**DATA RECORDS:**

[Start of Attachment]

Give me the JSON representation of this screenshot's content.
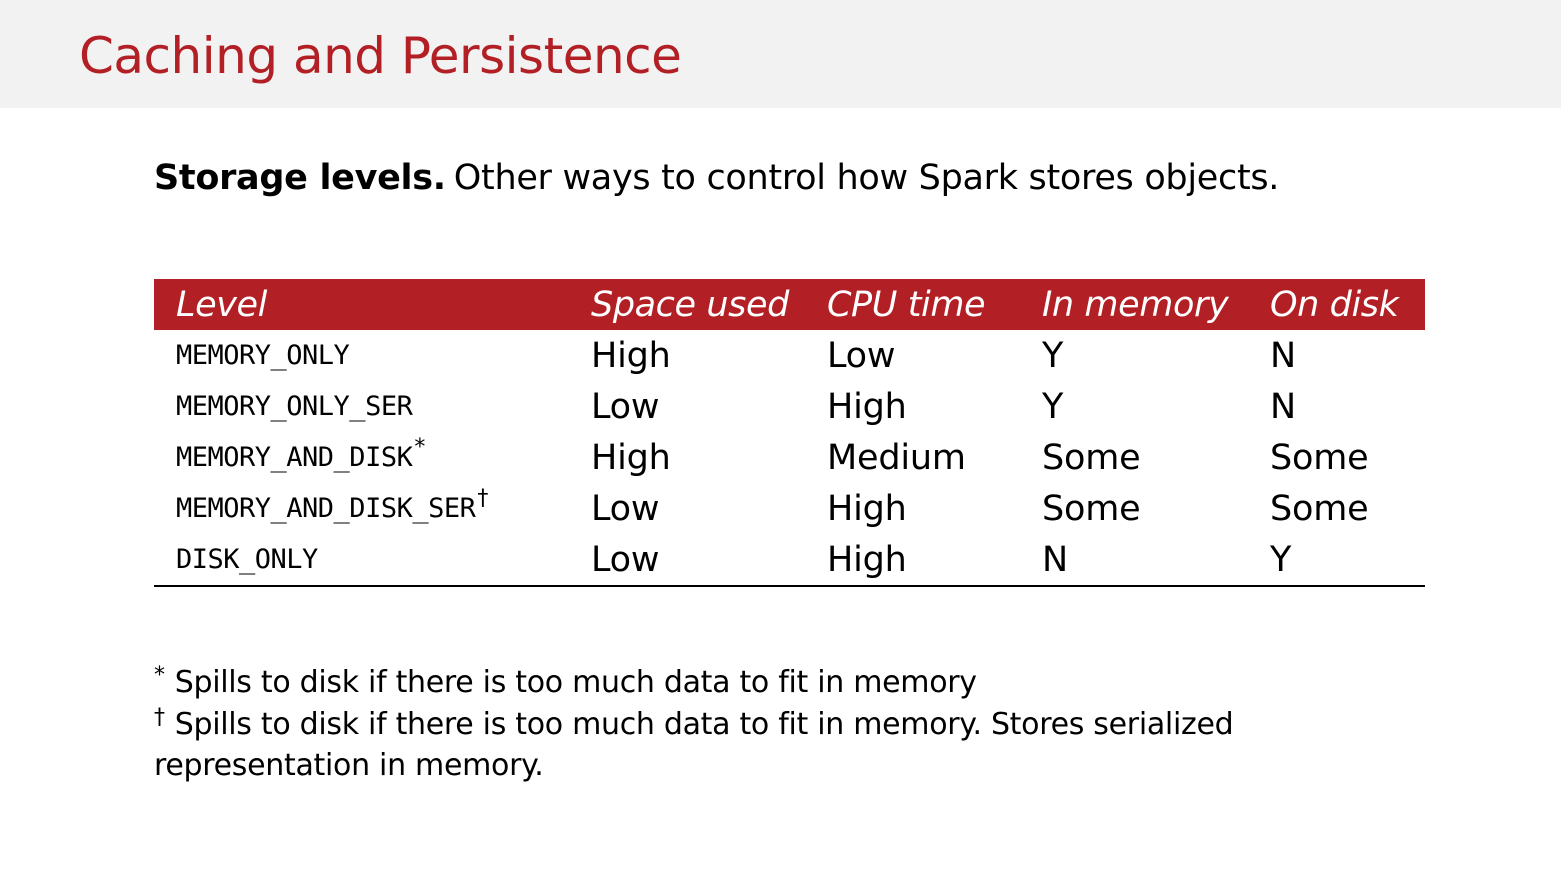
{
  "slide": {
    "title": "Caching and Persistence"
  },
  "intro": {
    "bold": "Storage levels.",
    "text": "Other ways to control how Spark stores objects."
  },
  "table": {
    "headers": [
      "Level",
      "Space used",
      "CPU time",
      "In memory",
      "On disk"
    ],
    "rows": [
      {
        "level": "MEMORY_ONLY",
        "mark": "",
        "space": "High",
        "cpu": "Low",
        "memory": "Y",
        "disk": "N"
      },
      {
        "level": "MEMORY_ONLY_SER",
        "mark": "",
        "space": "Low",
        "cpu": "High",
        "memory": "Y",
        "disk": "N"
      },
      {
        "level": "MEMORY_AND_DISK",
        "mark": "*",
        "space": "High",
        "cpu": "Medium",
        "memory": "Some",
        "disk": "Some"
      },
      {
        "level": "MEMORY_AND_DISK_SER",
        "mark": "†",
        "space": "Low",
        "cpu": "High",
        "memory": "Some",
        "disk": "Some"
      },
      {
        "level": "DISK_ONLY",
        "mark": "",
        "space": "Low",
        "cpu": "High",
        "memory": "N",
        "disk": "Y"
      }
    ]
  },
  "footnotes": {
    "star_mark": "*",
    "star_text": "Spills to disk if there is too much data to fit in memory",
    "dagger_mark": "†",
    "dagger_text_line1": "Spills to disk if there is too much data to fit in memory. Stores serialized",
    "dagger_text_line2": "representation in memory."
  },
  "colors": {
    "accent": "#b22025",
    "title_bar_bg": "#f2f2f2"
  }
}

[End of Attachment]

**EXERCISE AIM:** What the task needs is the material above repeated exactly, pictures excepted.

**RESPONSE AREA:**
Give me the JSON representation of this screenshot's content.
{
  "slide": {
    "title": "Caching and Persistence"
  },
  "intro": {
    "bold": "Storage levels.",
    "text": "Other ways to control how Spark stores objects."
  },
  "table": {
    "headers": [
      "Level",
      "Space used",
      "CPU time",
      "In memory",
      "On disk"
    ],
    "rows": [
      {
        "level": "MEMORY_ONLY",
        "mark": "",
        "space": "High",
        "cpu": "Low",
        "memory": "Y",
        "disk": "N"
      },
      {
        "level": "MEMORY_ONLY_SER",
        "mark": "",
        "space": "Low",
        "cpu": "High",
        "memory": "Y",
        "disk": "N"
      },
      {
        "level": "MEMORY_AND_DISK",
        "mark": "*",
        "space": "High",
        "cpu": "Medium",
        "memory": "Some",
        "disk": "Some"
      },
      {
        "level": "MEMORY_AND_DISK_SER",
        "mark": "†",
        "space": "Low",
        "cpu": "High",
        "memory": "Some",
        "disk": "Some"
      },
      {
        "level": "DISK_ONLY",
        "mark": "",
        "space": "Low",
        "cpu": "High",
        "memory": "N",
        "disk": "Y"
      }
    ]
  },
  "footnotes": {
    "star_mark": "*",
    "star_text": "Spills to disk if there is too much data to fit in memory",
    "dagger_mark": "†",
    "dagger_text_line1": "Spills to disk if there is too much data to fit in memory. Stores serialized",
    "dagger_text_line2": "representation in memory."
  },
  "colors": {
    "accent": "#b22025",
    "title_bar_bg": "#f2f2f2"
  }
}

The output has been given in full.